7. San Antonio Spurs
Practical Cap Space: $9 million
If the last 22 years are any indication, you’ll be in the playoffs if you sign with the Spurs. Of course, on the flip side, what if you joined San Antonio in free agency and had to live down being a part of the first Spurs team to miss the postseason since 1997?
That’d be a tough footnote to expunge from your legacy.
Still, San Antonio is a model of stability under head coach Gregg Popovich. This franchise has a rich history of salvaging (Rudy Gay), prolonging (LaMarcus Aldridge, DeMar DeRozan) and developing (Derrick White, Bryn Forbes, Dejounte Murray) careers. Sign here, and you’re basically assured of maximizing your impact on winning—as long as you’ve gotten over yourself.
The Spurs abhor flash but they never stop winning, and their culture is second to none.
6. Utah Jazz
Practical Cap Space: $16.8 million
Unlike the Spurs, Utah feels like it’s only a piece or two away from becoming a true contender. And because the Jazz share many of San Antonio’s laudable qualities—a respected coach (Quin Snyder), an emphasis on staying competitive, and a team-first approach—that distinction earns the Jazz a higher spot.
If you’re a free agent and can choose between San Antonio and Utah, you’re going with the latter if a realistic title pursuit is among your priorities.
Donovan Mitchell needs a secondary creator to juice Utah’s offense, and it doesn’t really matter what position that help occupies. Everything’s malleable on the Jazz’s roster outside of Mitchell and Rudy Gobert in the middle.
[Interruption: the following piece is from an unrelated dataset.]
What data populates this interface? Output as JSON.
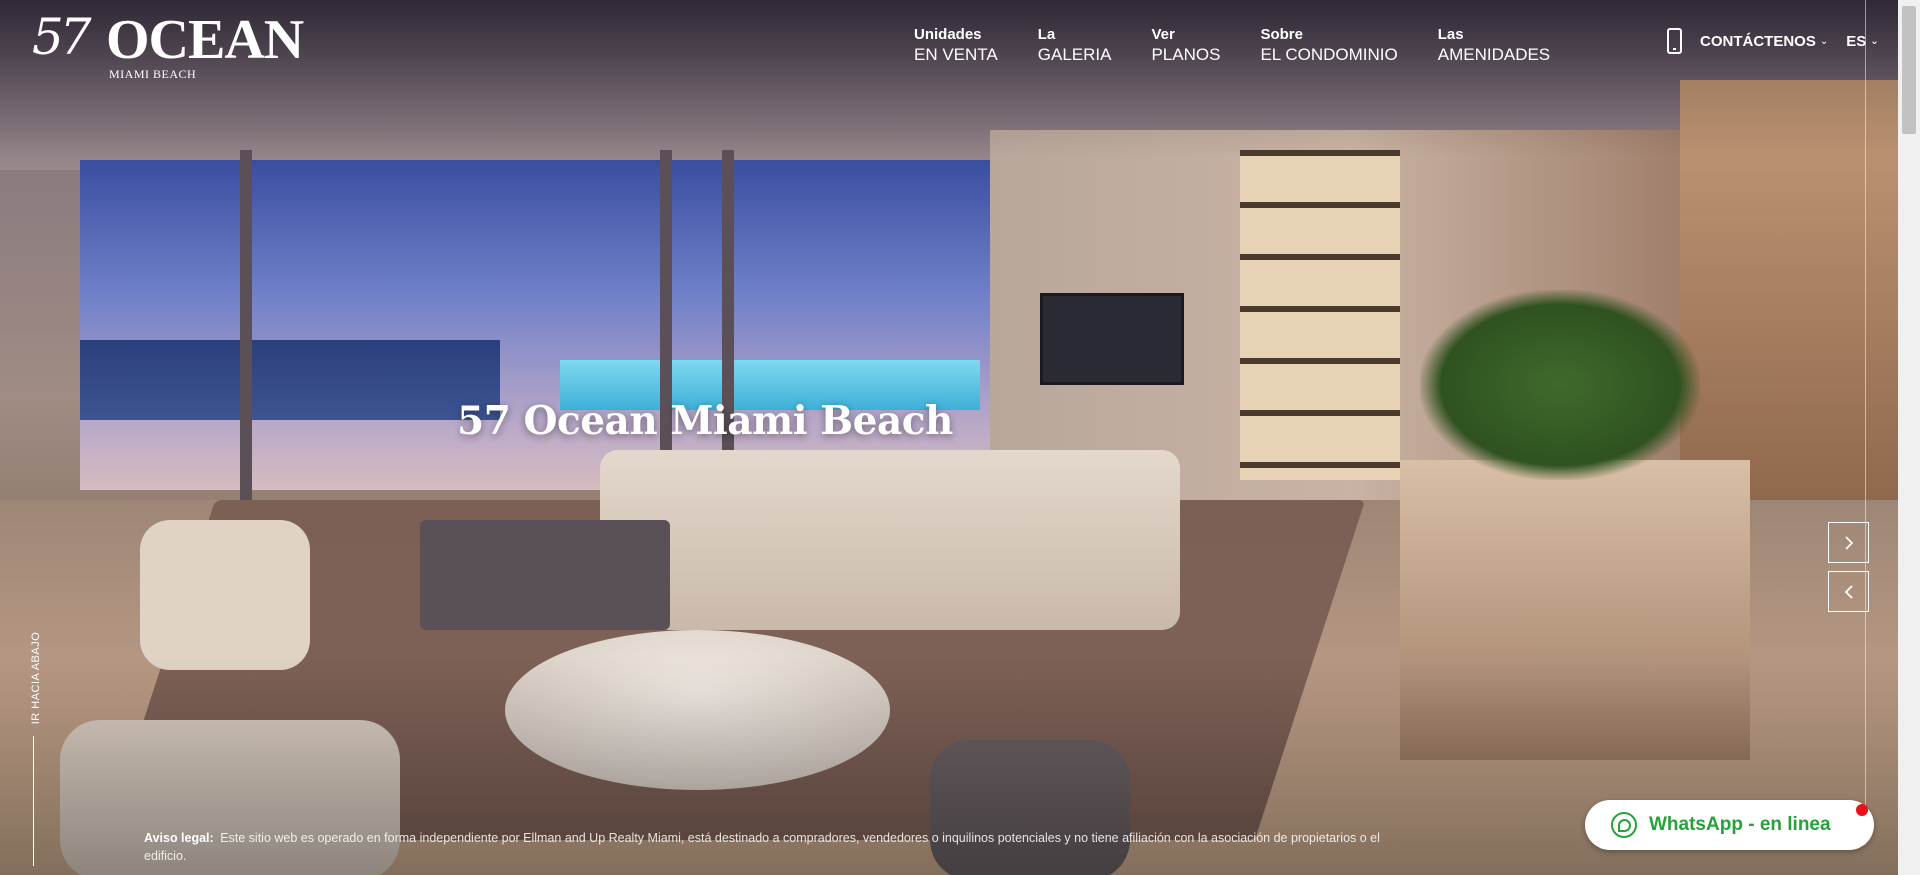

Gobert, by the way, is the perfect mistake-eraser for free agents who might not have the best reputations on D.
Ultimately, the Jazz feel more like a team that’s aiming for greatness, while the Spurs have perfected “pretty good.” Ambitious free agents might prefer the former.